• INSTRUCTIONS FOR THE TASK: If you see a picture in the data below, omit it and copy the rest exactly.

Dataset items:
------------------------------------------------

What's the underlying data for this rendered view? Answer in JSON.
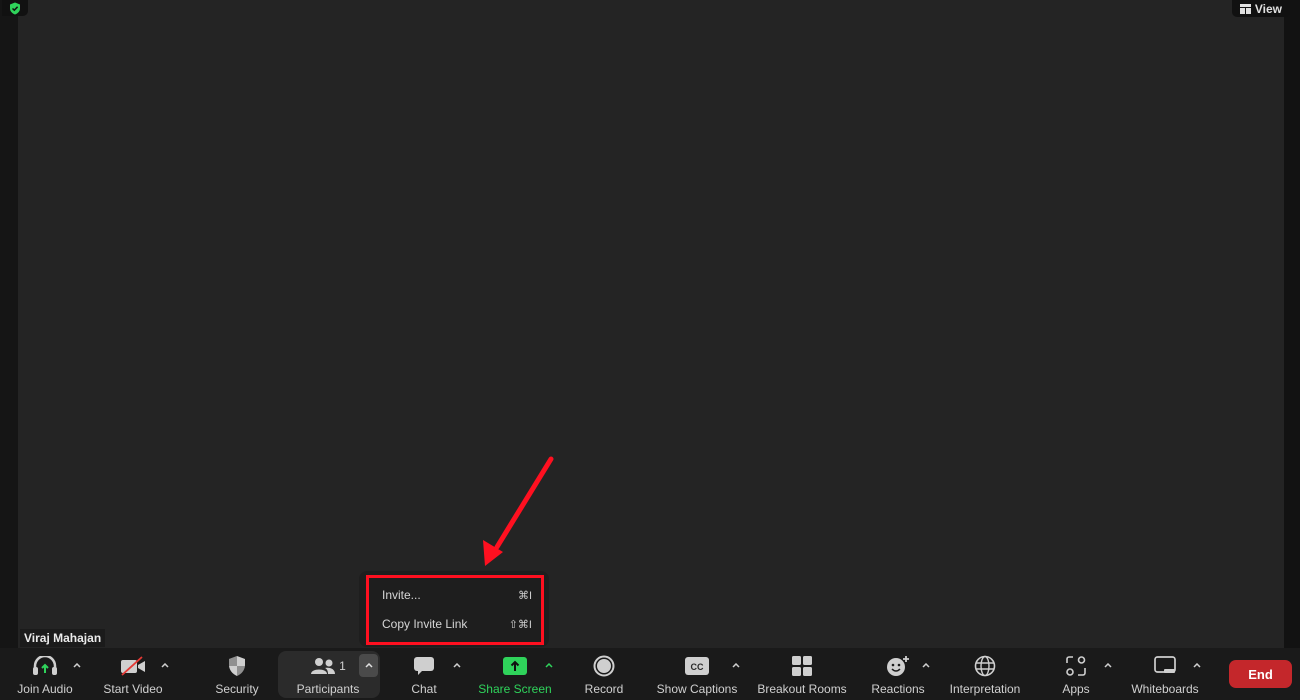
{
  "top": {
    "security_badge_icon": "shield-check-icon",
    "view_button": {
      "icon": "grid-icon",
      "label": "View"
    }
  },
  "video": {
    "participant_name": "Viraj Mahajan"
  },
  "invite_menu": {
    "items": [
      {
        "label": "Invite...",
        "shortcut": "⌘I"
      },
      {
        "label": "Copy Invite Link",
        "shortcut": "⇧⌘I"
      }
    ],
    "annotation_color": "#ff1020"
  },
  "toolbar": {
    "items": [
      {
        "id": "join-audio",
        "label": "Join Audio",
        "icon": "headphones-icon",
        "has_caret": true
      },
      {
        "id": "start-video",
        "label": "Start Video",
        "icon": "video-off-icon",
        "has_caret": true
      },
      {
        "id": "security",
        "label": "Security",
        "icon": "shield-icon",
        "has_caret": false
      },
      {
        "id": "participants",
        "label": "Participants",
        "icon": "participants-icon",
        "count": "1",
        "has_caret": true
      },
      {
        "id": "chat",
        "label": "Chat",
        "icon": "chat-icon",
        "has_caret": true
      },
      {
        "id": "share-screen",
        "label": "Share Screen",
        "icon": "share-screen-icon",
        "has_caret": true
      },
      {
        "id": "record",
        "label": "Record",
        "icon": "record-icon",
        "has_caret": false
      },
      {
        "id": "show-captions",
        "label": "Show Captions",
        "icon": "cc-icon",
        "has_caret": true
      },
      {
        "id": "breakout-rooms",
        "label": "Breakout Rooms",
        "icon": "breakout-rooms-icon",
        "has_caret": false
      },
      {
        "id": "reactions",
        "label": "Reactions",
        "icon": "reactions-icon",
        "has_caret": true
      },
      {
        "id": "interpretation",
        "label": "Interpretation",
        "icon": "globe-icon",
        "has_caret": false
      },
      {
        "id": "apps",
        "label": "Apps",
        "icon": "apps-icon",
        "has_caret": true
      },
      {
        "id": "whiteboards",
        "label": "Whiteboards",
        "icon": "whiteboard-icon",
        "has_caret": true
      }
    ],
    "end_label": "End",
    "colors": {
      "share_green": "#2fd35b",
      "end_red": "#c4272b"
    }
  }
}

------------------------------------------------

• ANSWER AREA:
What's the underlying data for this rendered view? Answer in JSON.
{
  "top": {
    "security_badge_icon": "shield-check-icon",
    "view_button": {
      "icon": "grid-icon",
      "label": "View"
    }
  },
  "video": {
    "participant_name": "Viraj Mahajan"
  },
  "invite_menu": {
    "items": [
      {
        "label": "Invite...",
        "shortcut": "⌘I"
      },
      {
        "label": "Copy Invite Link",
        "shortcut": "⇧⌘I"
      }
    ],
    "annotation_color": "#ff1020"
  },
  "toolbar": {
    "items": [
      {
        "id": "join-audio",
        "label": "Join Audio",
        "icon": "headphones-icon",
        "has_caret": true
      },
      {
        "id": "start-video",
        "label": "Start Video",
        "icon": "video-off-icon",
        "has_caret": true
      },
      {
        "id": "security",
        "label": "Security",
        "icon": "shield-icon",
        "has_caret": false
      },
      {
        "id": "participants",
        "label": "Participants",
        "icon": "participants-icon",
        "count": "1",
        "has_caret": true
      },
      {
        "id": "chat",
        "label": "Chat",
        "icon": "chat-icon",
        "has_caret": true
      },
      {
        "id": "share-screen",
        "label": "Share Screen",
        "icon": "share-screen-icon",
        "has_caret": true
      },
      {
        "id": "record",
        "label": "Record",
        "icon": "record-icon",
        "has_caret": false
      },
      {
        "id": "show-captions",
        "label": "Show Captions",
        "icon": "cc-icon",
        "has_caret": true
      },
      {
        "id": "breakout-rooms",
        "label": "Breakout Rooms",
        "icon": "breakout-rooms-icon",
        "has_caret": false
      },
      {
        "id": "reactions",
        "label": "Reactions",
        "icon": "reactions-icon",
        "has_caret": true
      },
      {
        "id": "interpretation",
        "label": "Interpretation",
        "icon": "globe-icon",
        "has_caret": false
      },
      {
        "id": "apps",
        "label": "Apps",
        "icon": "apps-icon",
        "has_caret": true
      },
      {
        "id": "whiteboards",
        "label": "Whiteboards",
        "icon": "whiteboard-icon",
        "has_caret": true
      }
    ],
    "end_label": "End",
    "colors": {
      "share_green": "#2fd35b",
      "end_red": "#c4272b"
    }
  }
}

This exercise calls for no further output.